Again, despite the focus on Europe and the Americas, the book discusses other parts of the world, especially though not exclusively in chapter eight, for two obvious reasons.
In the first place, because western knowledge spread outside the West in this period – although the term ‘spread’, implying that what moves does not change, is not the most appropriate one. It is more realistic to think in terms of an active reception in which individuals and groups outside the West appropriated and adapted western knowledge for their own purposes.
In the second place, there was traffic in the opposite direction, the importance of which has only been recognized – in the West – relatively recently. Explorers, for example, in this period as in early modern times, depended on indigenous guides and maps. So did botanists, linguists, and other scholars, even if they presented the resulting ‘discoveries’ as their own. At a practical level, the locals taught the newcomers how to hunt indigenous animals, for instance, though the newcomers taught the locals how to use firearms.
It will be clear enough that this book is written from a personal point of view. My own knowledge of knowledge is, to say the least, uneven, and I have often been torn between a desire to do justice to the natural sciences and an attraction to case-studies in fields that I know better, from art history to anthropology. The approach is all the more personal because I have lived through and been involved in changes in knowledge regimes over the last half century, twenty per cent of the period.
In other words, what follows is an essay, impressionistic in its methods and provisional in its conclusions, making no pretence to cover the ground of its vast subject but rather to offer a bird’s eye view. In a sense it is a sequence of essays. The first four chapters focus on the processes of gathering, analysing, disseminating and employing knowledge, emphasizing the historicity of activities that are often assumed to be unchanging granted.
Chapters five and six attempt to counter the common assumption of the continuous progress of knowledge or ‘advancement of learning’, recognizing the problematic aspect of accumulation. Chapters seven and eight examine the history of knowledge from two points of view, geographical and sociological, while the final chapter makes more explicit the book’s essential concern with change over time.
Specialization has affected the historiography of knowledge as well as its history. The history of science, for instance, is an autonomous department in many universities. Again, an International Intelligence History Association has been founded (1993) together with a Journal of Intelligence History (2001). The secondary literature on the history of knowledge is itself organized for the most part either by nations or by disciplines. The aim and indeed the justification for this enterprise is the attempt to cross frontiers, bearing in mind E. M. Forster’s advice, ‘Only connect’, and trying to evade what Aby Warburg called the intellectual ‘border police’ .
Peter Burke was Professor of Cultural History, University of Cambridge, until his retirement and remains a fellow of Emmanuel College. His books include The European Renaissance: Centres and Peripheries (1998), A Social History of Knowledge from Gutenberg to Diderot (2000) and What is Cultural History? (2004).
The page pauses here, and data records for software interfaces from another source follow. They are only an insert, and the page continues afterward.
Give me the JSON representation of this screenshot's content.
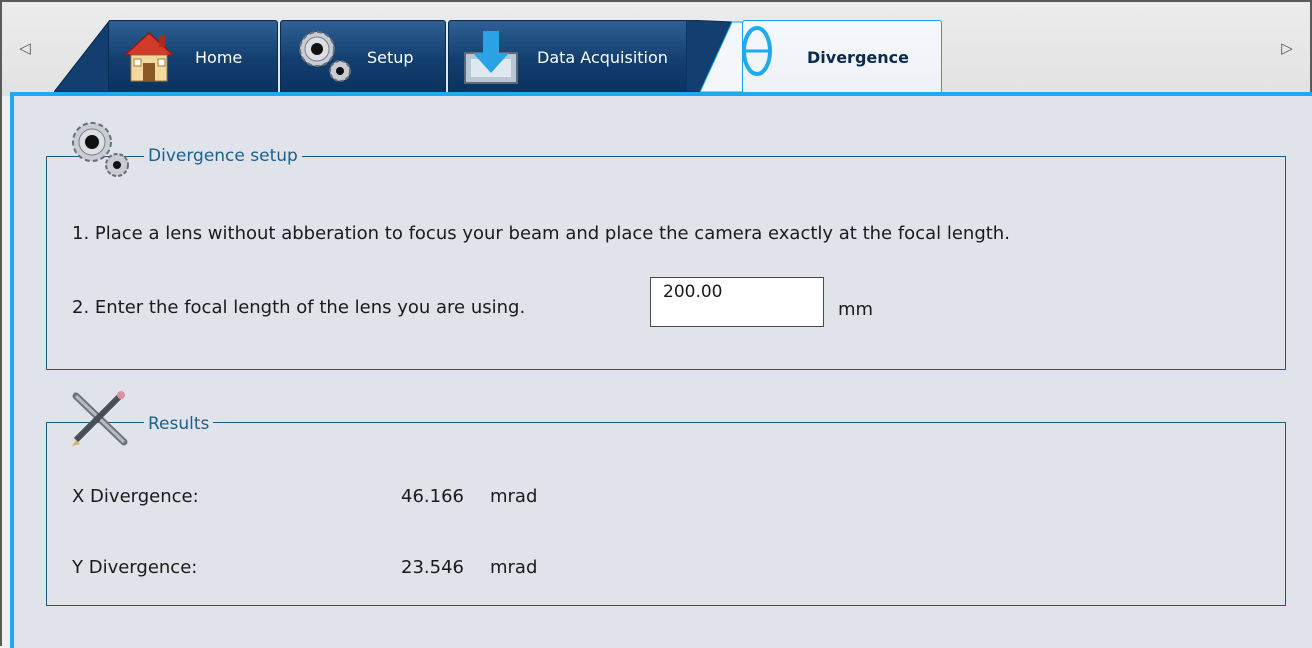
{
  "tabs": [
    {
      "label": "Home",
      "icon": "home-icon"
    },
    {
      "label": "Setup",
      "icon": "gears-icon"
    },
    {
      "label": "Data Acquisition",
      "icon": "download-icon"
    },
    {
      "label": "Divergence",
      "icon": "theta-icon",
      "active": true
    }
  ],
  "tab_scroll": {
    "left": "◁",
    "right": "▷"
  },
  "divergence_setup": {
    "title": "Divergence setup",
    "step1": "1. Place a lens without abberation to focus your beam and place the camera exactly at the focal length.",
    "step2": "2. Enter the focal length of the lens you are using.",
    "focal_length_value": "200.00",
    "focal_length_unit": "mm"
  },
  "results": {
    "title": "Results",
    "rows": [
      {
        "label": "X Divergence:",
        "value": "46.166",
        "unit": "mrad"
      },
      {
        "label": "Y Divergence:",
        "value": "23.546",
        "unit": "mrad"
      }
    ]
  },
  "colors": {
    "tab_blue": "#123f6f",
    "accent_cyan": "#1daaf0",
    "group_title": "#1b5f8c",
    "panel_bg": "#e0e3ea"
  }
}
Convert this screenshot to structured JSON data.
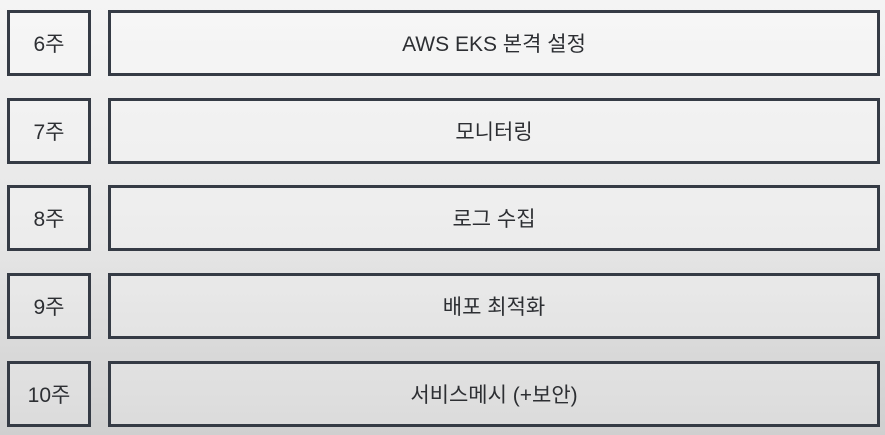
{
  "schedule": [
    {
      "week": "6주",
      "topic": "AWS EKS 본격 설정"
    },
    {
      "week": "7주",
      "topic": "모니터링"
    },
    {
      "week": "8주",
      "topic": "로그 수집"
    },
    {
      "week": "9주",
      "topic": "배포 최적화"
    },
    {
      "week": "10주",
      "topic": "서비스메시 (+보안)"
    }
  ]
}
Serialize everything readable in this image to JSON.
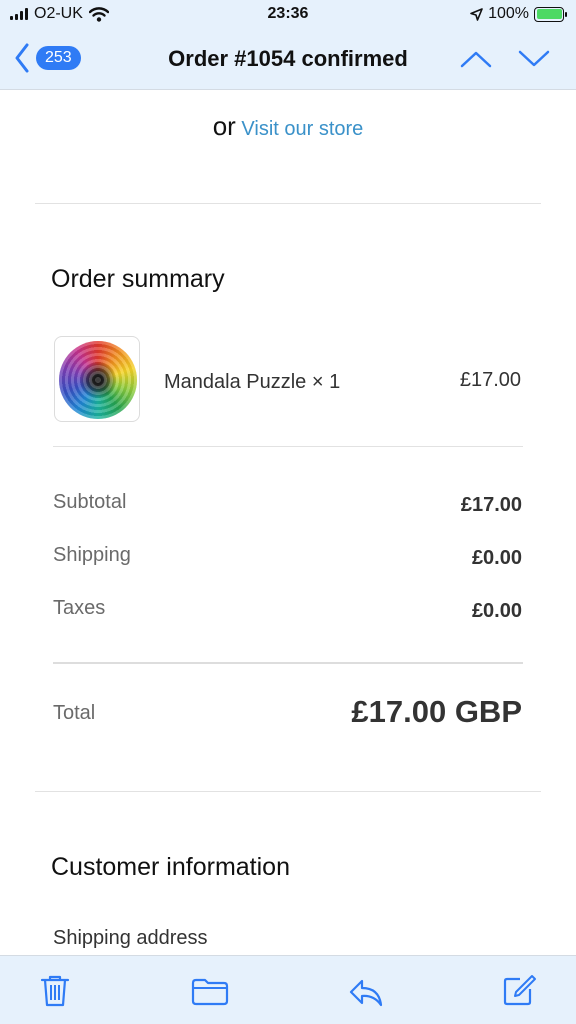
{
  "status_bar": {
    "carrier": "O2-UK",
    "time": "23:36",
    "battery": "100%",
    "icons": [
      "signal-bars-icon",
      "wifi-icon",
      "location-arrow-icon",
      "battery-charging-icon"
    ]
  },
  "nav": {
    "back_count": "253",
    "title": "Order #1054 confirmed",
    "icons": [
      "back-chevron-icon",
      "previous-message-icon",
      "next-message-icon"
    ]
  },
  "store": {
    "or": "or",
    "link": "Visit our store"
  },
  "order_summary": {
    "title": "Order summary",
    "item": {
      "name": "Mandala Puzzle × 1",
      "price": "£17.00",
      "image": "mandala-puzzle-thumbnail"
    },
    "rows": [
      {
        "label": "Subtotal",
        "value": "£17.00"
      },
      {
        "label": "Shipping",
        "value": "£0.00"
      },
      {
        "label": "Taxes",
        "value": "£0.00"
      }
    ],
    "total_label": "Total",
    "total_value": "£17.00 GBP"
  },
  "customer_info": {
    "title": "Customer information",
    "shipping_address_label": "Shipping address"
  },
  "toolbar": {
    "icons": [
      "trash-icon",
      "folder-icon",
      "reply-icon",
      "compose-icon"
    ]
  },
  "colors": {
    "bar_background": "#e6f1fc",
    "accent_blue": "#2f7bf5",
    "link_blue": "#3a91c9",
    "battery_green": "#4cd964"
  }
}
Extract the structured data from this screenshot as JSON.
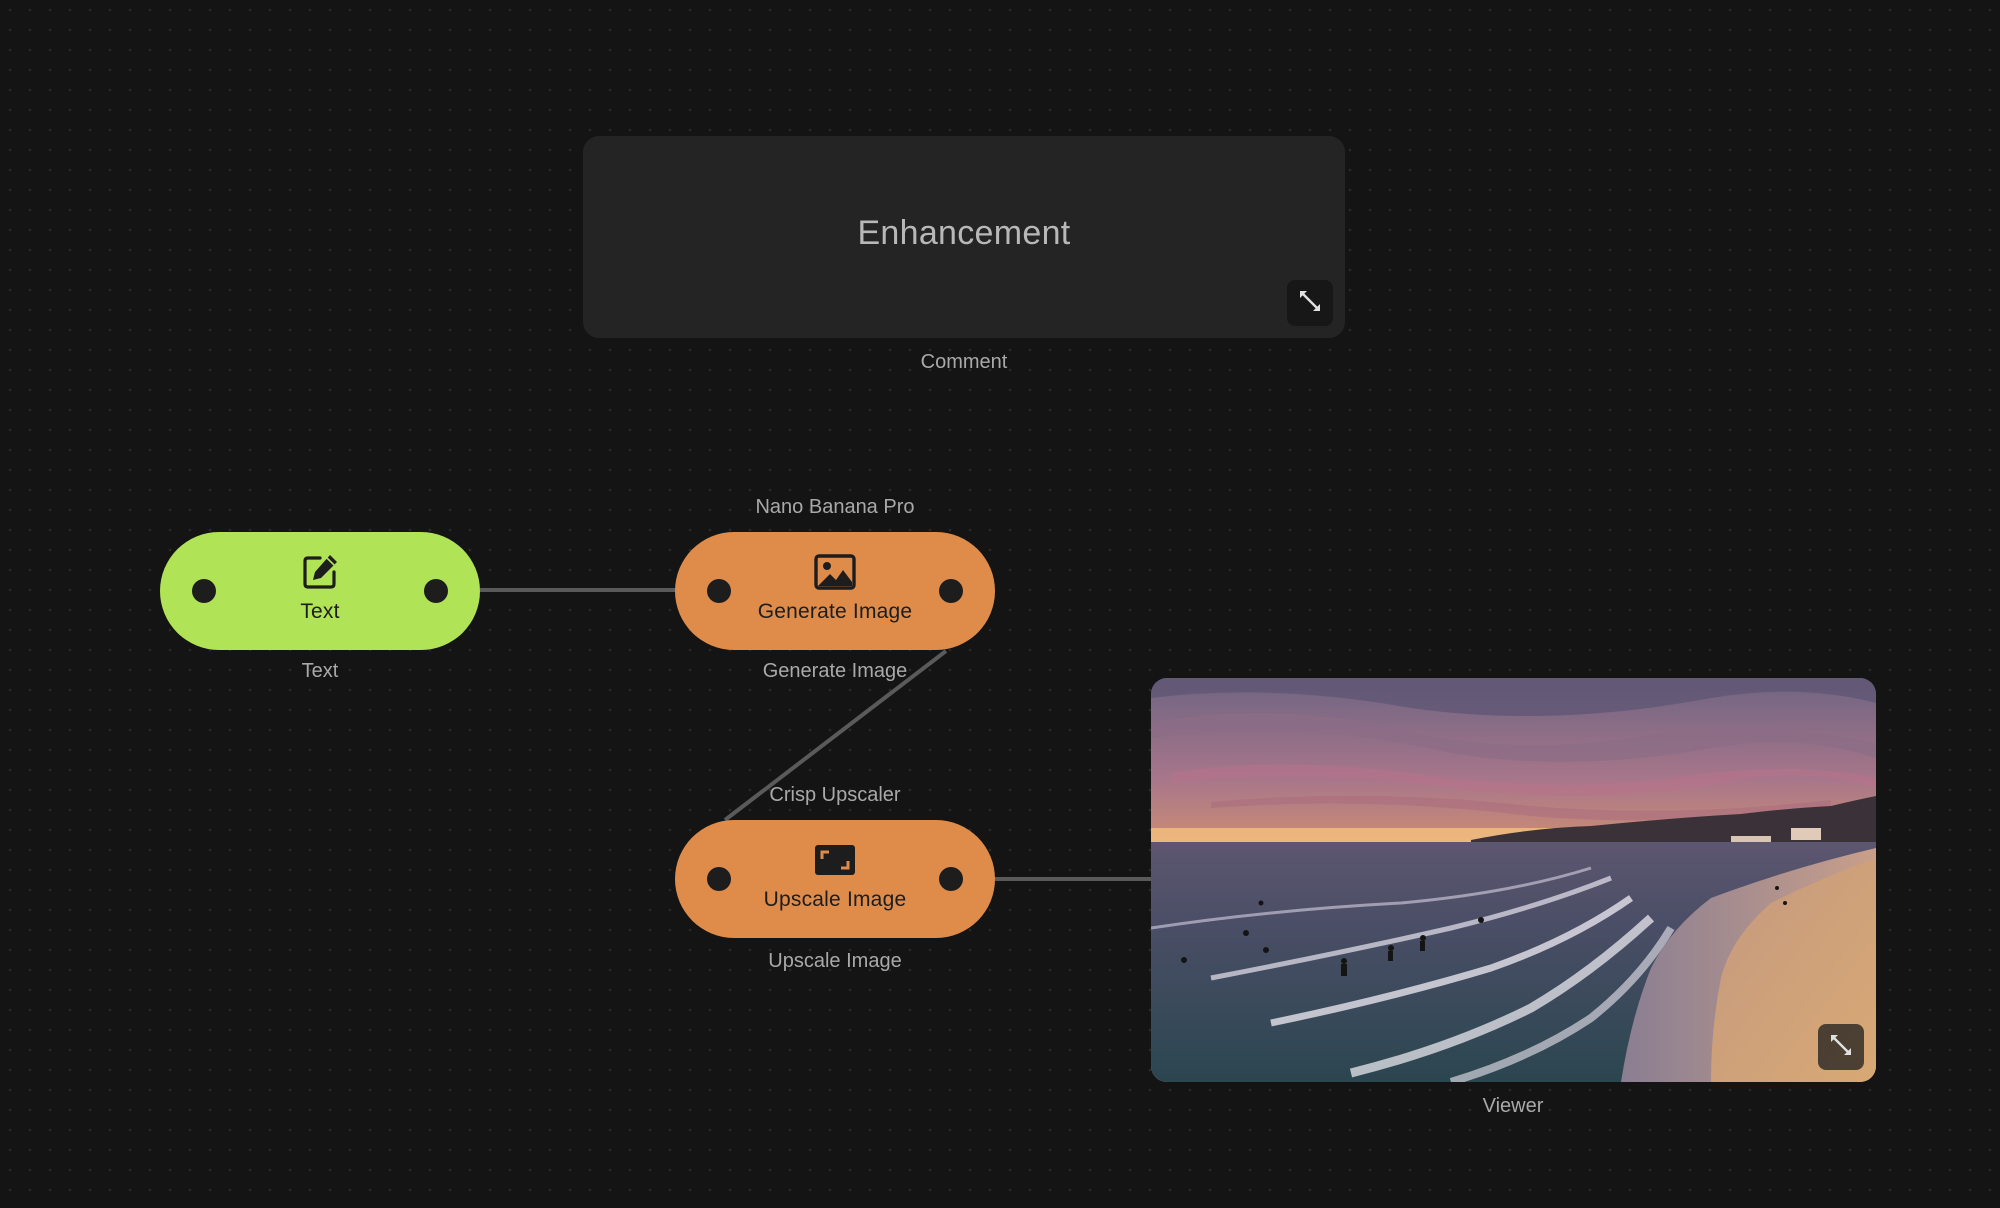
{
  "comment": {
    "text": "Enhancement",
    "caption": "Comment"
  },
  "nodes": {
    "text": {
      "label": "Text",
      "caption_below": "Text",
      "icon": "edit-icon",
      "color": "#b0e355"
    },
    "generate": {
      "label": "Generate Image",
      "caption_above": "Nano Banana Pro",
      "caption_below": "Generate Image",
      "icon": "image-icon",
      "color": "#df8c4b"
    },
    "upscale": {
      "label": "Upscale Image",
      "caption_above": "Crisp Upscaler",
      "caption_below": "Upscale Image",
      "icon": "upscale-icon",
      "color": "#df8c4b"
    }
  },
  "viewer": {
    "caption": "Viewer",
    "image": "beach-sunset-surfers-photo",
    "expand_icon": "expand-icon"
  },
  "colors": {
    "background": "#141414",
    "panel": "#242424",
    "edge": "#5a5a5a",
    "caption": "#a9a9a9"
  }
}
To listen to a podcast of Peter Burke’s public lecture, ‘Loss and Gain: The Social History of Knowledge, 1750-2000’, which took place at Birkbeck College, University of London, on 9th November 2010, go here
To read the full text of the lecture, go here
To read Simon Dawes’s interview with Peter Burke on the social history of knowledge, go here
To read Peter Burke’s article ‘Jack Goody and the Comparative History of Renaissances’ (published in TCS, vol 26.7-8, Dec 2009) and the rest of the articles in the Annual Review 09, go here